but in the play it is stated that Faustus was base parents—within a town called Rhodes. ballad goes on to state :
In learning, lo, my uncle brought up me,
The uncle' is entirely gratuitous, as the play speaks only of kinsmen who chiefly brought up' Faustus, and there is nothing in it of the 'cursed’ gold left by these kinsmen. The next stanzas, are in tolerable harmony with the plot of Marlowe's tragedy :
Then did I shun the holy Bible-book,
How dear my soul our Saviour Christ had bought. The last two lines are not however in agreement with Marlowe, in whose play Faustus' repentance is made to begin almost immediately after the conclusion of his bargain with the Devil. The following stanzas are again quite in accordance with the play :
The time I past away, with much delight,
What pleasure I did wish to please my mind,
When four-and twenty years was almost run,
Repenting me of all things done before. The next stanzas suggest even more vivid reminiscences of the play:
I then did wish both sun and moon to stay,
But, in spite of the coincidences we notice here, the ballad cannot be derived from the play. We should first notice that besides the discrepancies already pointed out there is a fundamental difference in the view taken of Faustus' character. In Marlowe, and in the German work of Spies, Faustus' motive * in selling himself to the Devil is a 'self-conceit' and thirst of knowledge :
A sound magician is a mighty god. In the ballad we hear of nothing but the desire of pleasure and licentiousness. And, secondly, we should also notice those features of Marlowe's play which are not mentioned in the ballad, e.g. the splendid episode of Helen of Greece and the longing after fair women, which would not have been omitted by the balladmonger had he known of it, as this feature was sure to tell upon the imagination of a popular audience. We are, therefore, inclined to assume that the ballad was founded upon mere oral relation of the legend, such as might be obtained some way or other, perhaps from one of the inmates of the German Steelyard’ in London.
But the fact remains that the legend had spread to England as early as February 1589, and there can be no doubt that Marlowe's play was composed about the same time. It was written for the ‘Lord Admirall his servants,' and the principal part performed by Alleyn, to whose acting we possess an allusion in Rowland's 'Knave of Clubs' (quoted by Dyce)
The gull gets on a surplice,
We may also notice that in the inventory of Alleyn's theatrical apparel there is mentioned · Faustus Jerkin, his cloke ;' and among the stage-properties of the Lord Admiral's men we find : ‘j dragon in fostes' (Henslowe's Diary, ed. Collier, p. 273). But there is not in Henslowe's Diary any mention of a performance of Faustus prior to September 30, 1594 ; between then and October 1597 we find memoranda of no less than 23 performances-a respectable number, attesting the popularity of the play.
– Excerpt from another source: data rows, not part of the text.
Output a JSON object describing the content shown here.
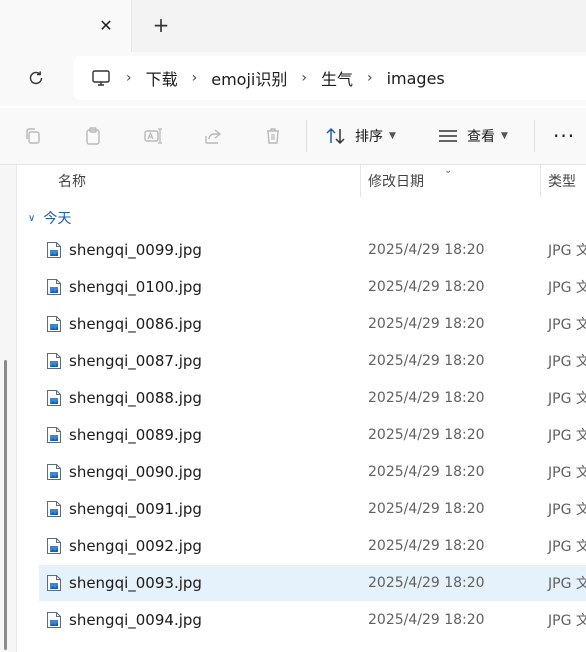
{
  "tabs": {
    "close_glyph": "✕",
    "new_tab_glyph": "+"
  },
  "address": {
    "breadcrumbs": [
      "下载",
      "emoji识别",
      "生气",
      "images"
    ],
    "separator": "›"
  },
  "toolbar": {
    "sort_label": "排序",
    "view_label": "查看",
    "more_label": "···"
  },
  "columns": {
    "name": "名称",
    "modified": "修改日期",
    "type": "类型"
  },
  "group": {
    "label": "今天"
  },
  "files": [
    {
      "name": "shengqi_0099.jpg",
      "date": "2025/4/29 18:20",
      "type": "JPG 文"
    },
    {
      "name": "shengqi_0100.jpg",
      "date": "2025/4/29 18:20",
      "type": "JPG 文"
    },
    {
      "name": "shengqi_0086.jpg",
      "date": "2025/4/29 18:20",
      "type": "JPG 文"
    },
    {
      "name": "shengqi_0087.jpg",
      "date": "2025/4/29 18:20",
      "type": "JPG 文"
    },
    {
      "name": "shengqi_0088.jpg",
      "date": "2025/4/29 18:20",
      "type": "JPG 文"
    },
    {
      "name": "shengqi_0089.jpg",
      "date": "2025/4/29 18:20",
      "type": "JPG 文"
    },
    {
      "name": "shengqi_0090.jpg",
      "date": "2025/4/29 18:20",
      "type": "JPG 文"
    },
    {
      "name": "shengqi_0091.jpg",
      "date": "2025/4/29 18:20",
      "type": "JPG 文"
    },
    {
      "name": "shengqi_0092.jpg",
      "date": "2025/4/29 18:20",
      "type": "JPG 文"
    },
    {
      "name": "shengqi_0093.jpg",
      "date": "2025/4/29 18:20",
      "type": "JPG 文",
      "selected": true
    },
    {
      "name": "shengqi_0094.jpg",
      "date": "2025/4/29 18:20",
      "type": "JPG 文"
    }
  ],
  "colors": {
    "accent": "#1f5fa8",
    "selection": "#e5f1fb"
  }
}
This was not, however, due to the really fine and grand passages 1 of Marlowe's original composition, but to the outward accessories and the spectacular exhibition with which the play was gradually brought down to a low level of art. Henslowe did not care whether the plays performed at his theatres were really good and works of high art ; 'a good play' with him meant pretty much the same as "a good book' in these days of ours in a bookseller's dialect-a play or book that pays. He did not pretend to fashion the taste of the Town, but, taking it such as it was, he merely endeavoured to make the most of it for his own ends. When the play had grown somewhat stale, he employed “Thomas Dickers,' as he calls him in his Diary, i.e. the well-known dramatist Dekker, a rough and ready writer, to make 'adycyons to Fostus,' for which he paid Dekker on December 20, 1597, the
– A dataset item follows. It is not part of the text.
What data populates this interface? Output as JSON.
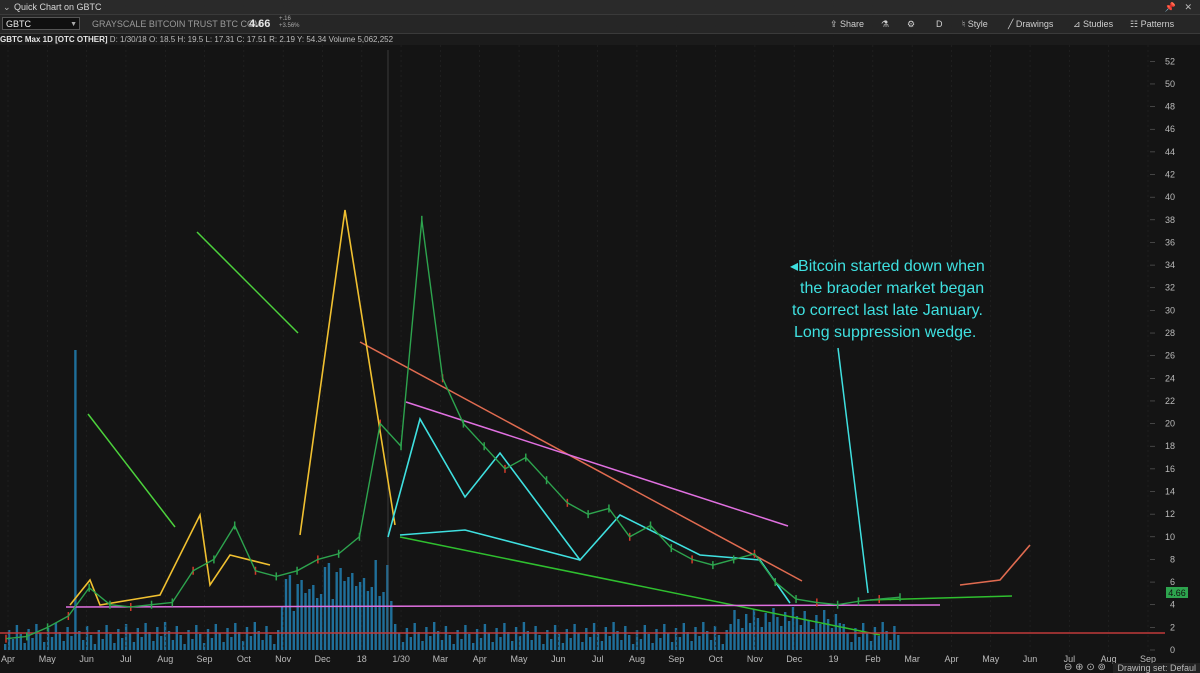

The Admiral's company were prohibited from acting in 1589. It is, therefore, probable that Marlowe produced his play either in 1588 or early in 1589. Qy : did the performance of Faustus, which was considered an atheistical' tragedy, contribute to this prohibition ?